▶ **GIVEN RECORDS**:
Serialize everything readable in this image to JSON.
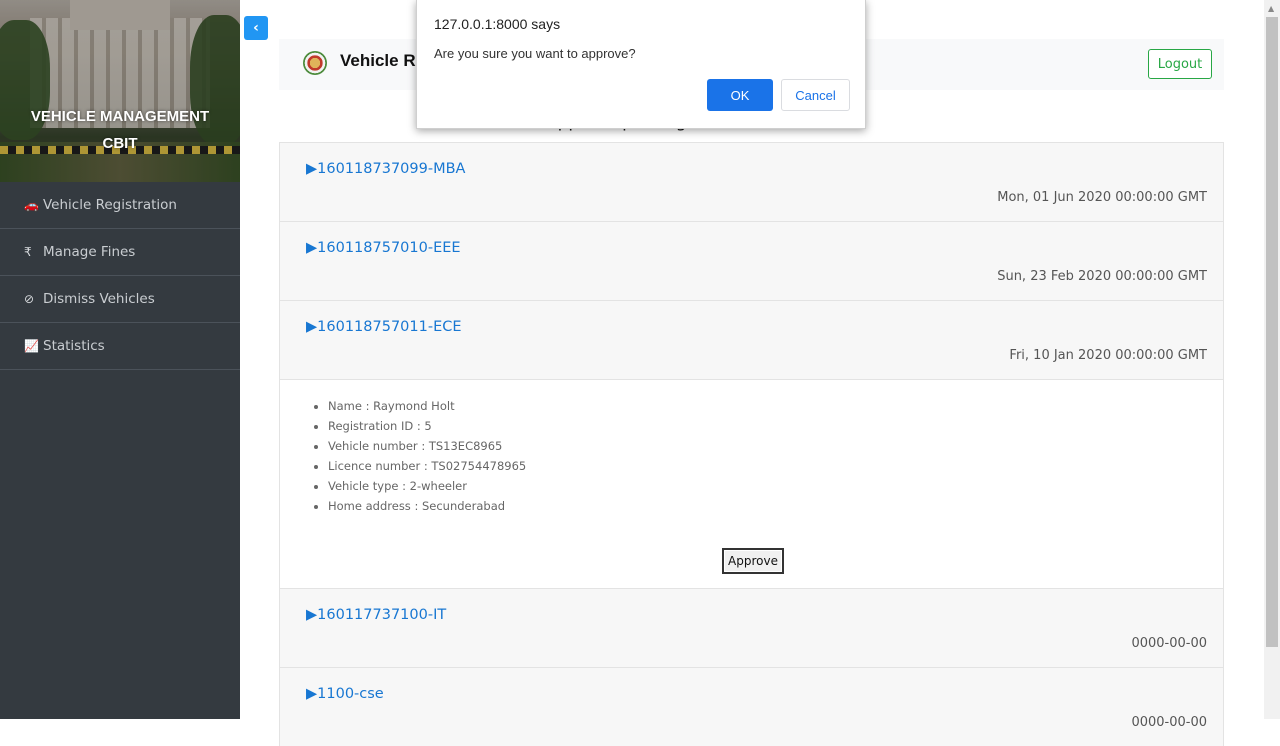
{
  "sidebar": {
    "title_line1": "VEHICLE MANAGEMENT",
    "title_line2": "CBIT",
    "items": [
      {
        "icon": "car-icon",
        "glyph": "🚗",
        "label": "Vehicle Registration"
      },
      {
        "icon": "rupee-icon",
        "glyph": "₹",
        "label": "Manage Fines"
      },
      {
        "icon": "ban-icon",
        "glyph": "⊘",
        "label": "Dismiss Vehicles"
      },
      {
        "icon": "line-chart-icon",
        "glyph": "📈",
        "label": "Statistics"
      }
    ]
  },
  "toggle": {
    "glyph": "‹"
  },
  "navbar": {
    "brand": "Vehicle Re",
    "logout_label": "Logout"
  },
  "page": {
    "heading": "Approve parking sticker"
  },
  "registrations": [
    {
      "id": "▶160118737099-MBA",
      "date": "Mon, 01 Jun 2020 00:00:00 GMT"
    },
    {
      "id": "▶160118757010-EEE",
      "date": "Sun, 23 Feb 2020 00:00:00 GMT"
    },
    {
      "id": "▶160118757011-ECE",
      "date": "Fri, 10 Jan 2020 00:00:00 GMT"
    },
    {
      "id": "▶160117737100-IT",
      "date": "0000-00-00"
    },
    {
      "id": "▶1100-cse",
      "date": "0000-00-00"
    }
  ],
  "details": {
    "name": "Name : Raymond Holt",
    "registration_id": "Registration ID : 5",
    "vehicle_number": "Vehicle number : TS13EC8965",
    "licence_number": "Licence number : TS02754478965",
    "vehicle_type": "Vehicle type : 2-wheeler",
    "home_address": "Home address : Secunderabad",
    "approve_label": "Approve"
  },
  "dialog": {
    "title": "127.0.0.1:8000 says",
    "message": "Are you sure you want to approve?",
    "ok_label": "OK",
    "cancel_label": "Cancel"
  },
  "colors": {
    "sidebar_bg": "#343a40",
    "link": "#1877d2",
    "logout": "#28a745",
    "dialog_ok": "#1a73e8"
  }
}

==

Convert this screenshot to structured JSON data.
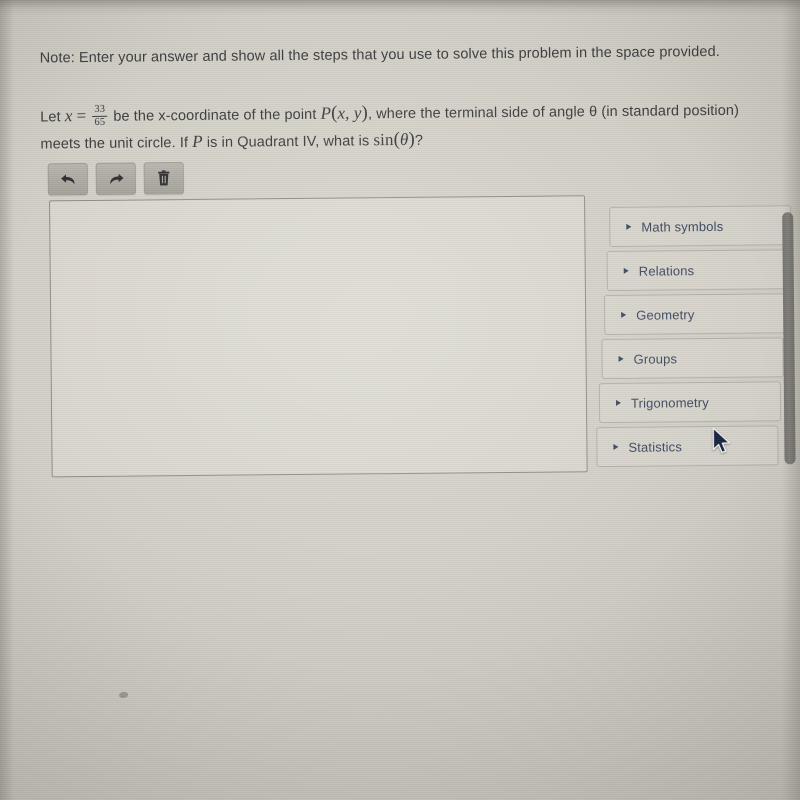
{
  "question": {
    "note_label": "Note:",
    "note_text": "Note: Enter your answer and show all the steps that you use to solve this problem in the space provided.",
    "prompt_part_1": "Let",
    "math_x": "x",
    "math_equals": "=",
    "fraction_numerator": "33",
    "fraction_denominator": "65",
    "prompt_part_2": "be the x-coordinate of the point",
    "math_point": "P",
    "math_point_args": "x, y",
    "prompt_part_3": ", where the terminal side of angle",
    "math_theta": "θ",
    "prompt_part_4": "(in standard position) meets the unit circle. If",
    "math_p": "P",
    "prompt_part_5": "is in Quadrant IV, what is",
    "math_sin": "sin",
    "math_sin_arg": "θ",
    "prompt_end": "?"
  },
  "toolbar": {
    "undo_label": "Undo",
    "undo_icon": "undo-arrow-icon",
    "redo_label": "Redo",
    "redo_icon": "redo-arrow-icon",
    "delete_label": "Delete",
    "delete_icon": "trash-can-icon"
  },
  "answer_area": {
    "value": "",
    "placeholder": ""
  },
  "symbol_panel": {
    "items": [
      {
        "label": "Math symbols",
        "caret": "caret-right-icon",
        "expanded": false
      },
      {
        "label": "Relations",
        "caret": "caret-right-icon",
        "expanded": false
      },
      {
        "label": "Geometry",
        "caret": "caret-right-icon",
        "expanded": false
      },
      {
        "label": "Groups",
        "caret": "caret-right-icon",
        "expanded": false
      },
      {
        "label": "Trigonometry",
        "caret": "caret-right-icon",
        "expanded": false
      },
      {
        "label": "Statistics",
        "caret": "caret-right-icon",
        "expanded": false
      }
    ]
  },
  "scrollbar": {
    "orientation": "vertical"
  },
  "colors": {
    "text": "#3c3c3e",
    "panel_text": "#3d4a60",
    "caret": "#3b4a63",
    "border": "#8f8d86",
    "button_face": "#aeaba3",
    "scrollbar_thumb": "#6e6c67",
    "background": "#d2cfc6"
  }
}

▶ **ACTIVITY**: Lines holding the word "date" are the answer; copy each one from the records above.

▶ **RESPONSE FOR THIS EXERCISE**:
      "date": "Mon, 01 Jun 2020 00:00:00 GMT"
      "date": "Sun, 23 Feb 2020 00:00:00 GMT"
      "date": "Fri, 10 Jan 2020 00:00:00 GMT"
      "date": "0000-00-00"
      "date": "0000-00-00"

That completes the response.